_Exercise details_: Check every line below for the word "지급명세서" and give only the number of lines where it appears.

_Records for this task_:
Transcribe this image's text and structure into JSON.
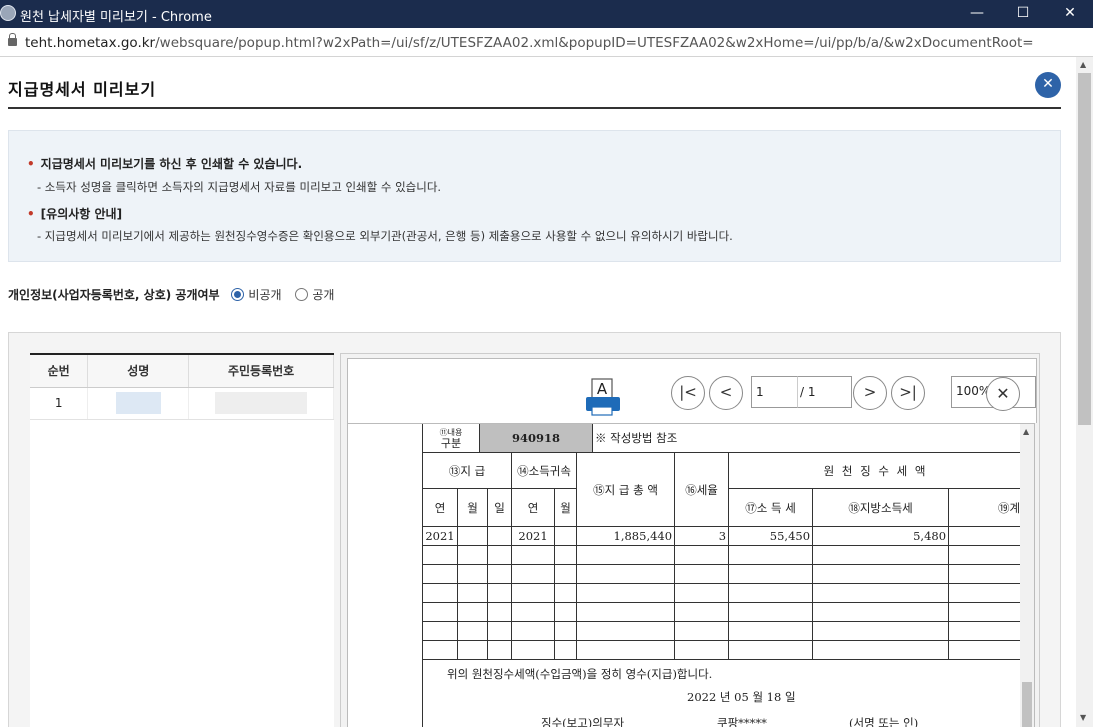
{
  "window": {
    "title": "원천 납세자별 미리보기 - Chrome",
    "minimize": "—",
    "maximize": "☐",
    "close": "✕"
  },
  "address": {
    "host": "teht.hometax.go.kr",
    "path": "/websquare/popup.html?w2xPath=/ui/sf/z/UTESFZAA02.xml&popupID=UTESFZAA02&w2xHome=/ui/pp/b/a/&w2xDocumentRoot="
  },
  "page": {
    "title": "지급명세서 미리보기",
    "close_label": "✕"
  },
  "notice": {
    "heading1": "지급명세서 미리보기를 하신 후 인쇄할 수 있습니다.",
    "desc1": "- 소득자 성명을 클릭하면 소득자의 지급명세서 자료를 미리보고 인쇄할 수 있습니다.",
    "heading2": "[유의사항 안내]",
    "desc2": "- 지급명세서 미리보기에서 제공하는 원천징수영수증은 확인용으로 외부기관(관공서, 은행 등) 제출용으로 사용할 수 없으니 유의하시기 바랍니다."
  },
  "privacy": {
    "label": "개인정보(사업자등록번호, 상호) 공개여부",
    "options": [
      "비공개",
      "공개"
    ],
    "selected": "비공개"
  },
  "taxpayer_table": {
    "headers": [
      "순번",
      "성명",
      "주민등록번호"
    ],
    "rows": [
      {
        "no": "1"
      }
    ]
  },
  "viewer": {
    "print_glyph": "A",
    "first": "|<",
    "prev": "<",
    "page_current": "1",
    "page_total": "/ 1",
    "next": ">",
    "last": ">|",
    "zoom": "100%",
    "zoom_close": "✕"
  },
  "document": {
    "top_cell_label": "구분",
    "top_cell_num": "⑪내용",
    "top_code": "940918",
    "top_note": "※ 작성방법 참조",
    "h_pay": "⑬지  급",
    "h_attr": "⑭소득귀속",
    "h_total": "⑮지 급 총 액",
    "h_rate": "⑯세율",
    "h_withholding": "원 천 징 수 세 액",
    "h_year": "연",
    "h_month": "월",
    "h_day": "일",
    "h_income_tax": "⑰소 득 세",
    "h_local_tax": "⑱지방소득세",
    "h_sum": "⑲계",
    "row": {
      "pay_year": "2021",
      "attr_year": "2021",
      "total": "1,885,440",
      "rate": "3",
      "income_tax": "55,450",
      "local_tax": "5,480"
    },
    "receipt_text": "위의 원천징수세액(수입금액)을 정히 영수(지급)합니다.",
    "date_text": "2022 년 05 월 18 일",
    "sign_left": "징수(보고)의무자",
    "sign_mid": "쿠팡*****",
    "sign_right": "(서명 또는 인)"
  }
}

_Completed exercise_: 4